“We decided to settle the matter because it was clear that ongoing litigation would be extremely time consuming, incredibly expensive, and distract us from our core mission,” Allred said in a post on X, formerly Twitter. “BloomTech continues to focus on its core mission: improving the lives of students and enabling them to fulfill their economic potential. While it’s been frustrating, we’re glad to put this behind us.”

BloomTech, a for-profit institution, is headquartered in San Francisco and is owned primarily by Allred and various Silicon Valley venture capital funds, according to the CFPB. Allred founded the company as the Lambda School in 2017 and rebranded it as BloomTech or the Bloom Institute of Technology in 2022.

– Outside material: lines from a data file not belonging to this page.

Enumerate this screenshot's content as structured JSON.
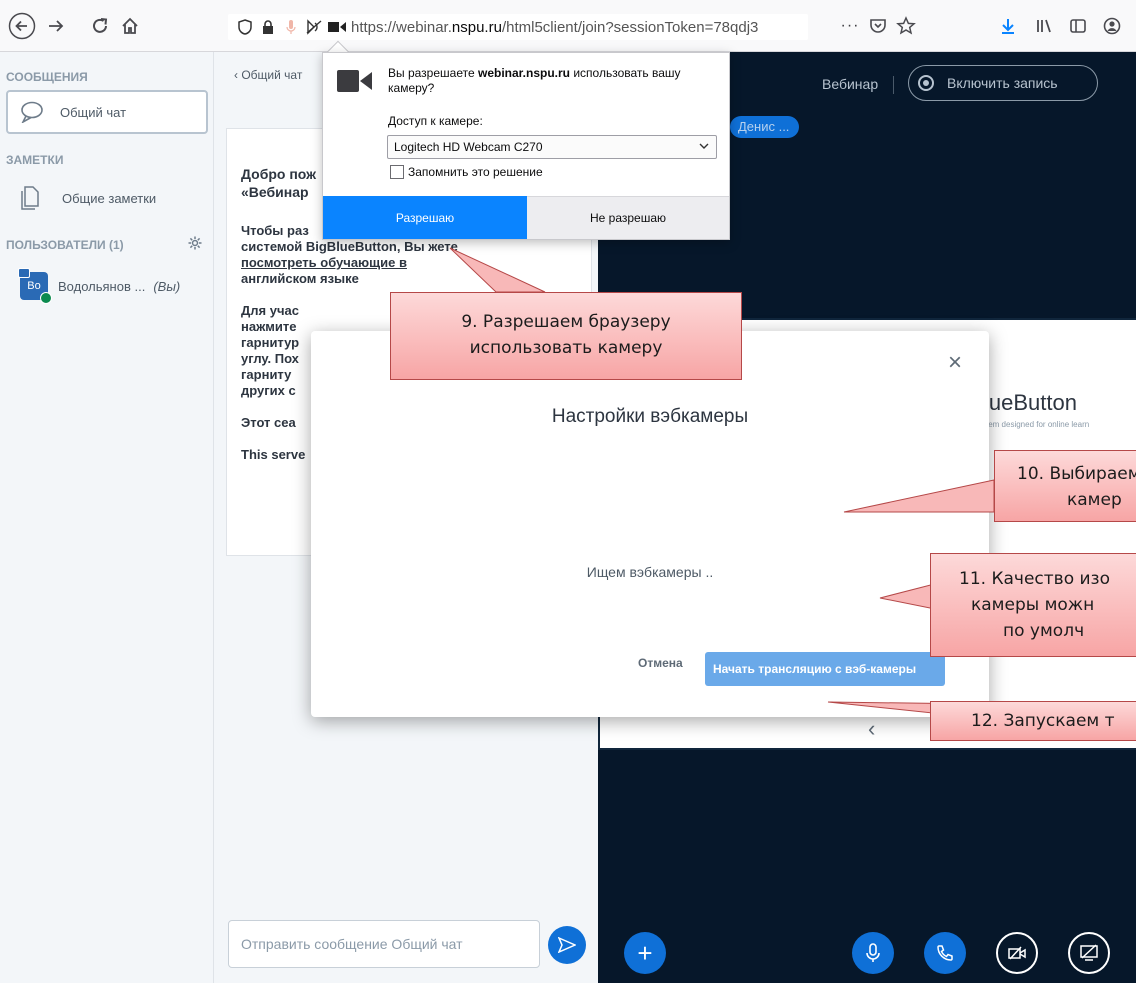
{
  "browser": {
    "url_prefix": "https://webinar.",
    "url_domain": "nspu.ru",
    "url_path": "/html5client/join?sessionToken=78qdj3",
    "overflow_dots": "···"
  },
  "permission_popup": {
    "question_pre": "Вы разрешаете ",
    "question_domain": "webinar.nspu.ru",
    "question_post": " использовать вашу камеру?",
    "access_label": "Доступ к камере:",
    "camera_option": "Logitech HD Webcam C270",
    "remember_label": "Запомнить это решение",
    "remember_checked": false,
    "allow_label": "Разрешаю",
    "deny_label": "Не разрешаю"
  },
  "sidebar": {
    "messages_title": "СООБЩЕНИЯ",
    "public_chat": "Общий чат",
    "notes_title": "ЗАМЕТКИ",
    "shared_notes": "Общие заметки",
    "users_title": "ПОЛЬЗОВАТЕЛИ (1)",
    "user_avatar": "Bo",
    "user_name": "Водольянов ...",
    "user_you": "(Вы)"
  },
  "chat": {
    "header": "Общий чат",
    "line1": "Добро пож",
    "line2": "«Вебинар",
    "line3": "Чтобы раз",
    "line4": "системой BigBlueButton, Вы",
    "line4b": "жете",
    "line5": "посмотреть обучающие в",
    "line6": "английском языке",
    "line7": "Для учас",
    "line8": "нажмите",
    "line9": "гарнитур",
    "line10": "углу. Пох",
    "line11": "гарниту",
    "line12": "других с",
    "line13": "Этот сеа",
    "line14": "This serve",
    "input_placeholder": "Отправить сообщение Общий чат"
  },
  "main": {
    "title": "Вебинар",
    "record_label": "Включить запись",
    "talker": "Денис ...",
    "brand": "lueButton",
    "tagline": "stem designed for online learn"
  },
  "modal": {
    "title": "Настройки вэбкамеры",
    "searching": "Ищем вэбкамеры ..",
    "cancel_label": "Отмена",
    "start_label": "Начать трансляцию с вэб-камеры"
  },
  "callouts": {
    "c9_line1": "9. Разрешаем браузеру",
    "c9_line2": "использовать камеру",
    "c10_line1": "10. Выбираем",
    "c10_line2": "камер",
    "c11_line1": "11. Качество изо",
    "c11_line2": "камеры можн",
    "c11_line3": "по умолч",
    "c12_line1": "12. Запускаем т"
  },
  "colors": {
    "primary": "#0f70d7",
    "dark_bg": "#06172a",
    "firefox_blue": "#0a84ff",
    "callout": "#f7a5a5"
  }
}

This action marks the latest in a long line of adverse actions against for-profit educational institutions under the Biden administration.

BloomTech Falsely Advertised Loans as Income Share Agreements

According to the CFPB, BloomTech lured potential students with overinflated job placement rates.

BloomTech advertised placement rates as high as 86%, the CFPB stated. The company’s internal metrics, however, showed rates closer to 50% or even as low as 30% in some cases.

Additionally, the CFPB alleged that BloomTech falsely advertised that its income-share agreements (ISAs) were not loans.

ISAs are common in bootcamps. Rather than setting a flat rate for the program, students agree to pay a percentage of their income after graduation. ISAs previously were not considered to be loans, and it wasn’t until 2022 that the CFPB formally classified ISAs as private student loans.

According to The CFPB, BloomTech hid the cost and nature of their “income share” loans by not disclosing key terms like the finance charge and annual percentage rate, as required by law. BloomTech charged students 17% of their pre-tax incomes if they landed a tech job paying more than $50,000 per year after completing the program. This means such students would have to make payments for 24 months or until they made $30,000 in total payments.

BloomTech has originated 11,000 ISAs since 2017, the CFPB said.

The bureau’s order permanently bans BloomTech from all consumer-lending activities and bars Allred from all student-lending activities for the next decade. The company must also stop collecting payments on all existing ISAs for graduates without a qualifying job, eliminate finance changes for certain agreements, and allow students to withdraw from their agreement “without penalty.”

“BloomTech and its CEO sought to drive students toward income share loans that were marketed as risk-free, but in fact carried significant finance charges and many of the same risks as other credit products,” CFPB Director Rohit Chopra said in a statement. “Today’s action underscores our increased focus on investigating individual executives and, when appropriate, charging them with breaking the law.”

Allred said on X that BloomTech “largely” stopped issuing ISAs in 2021 and currently does not offer any.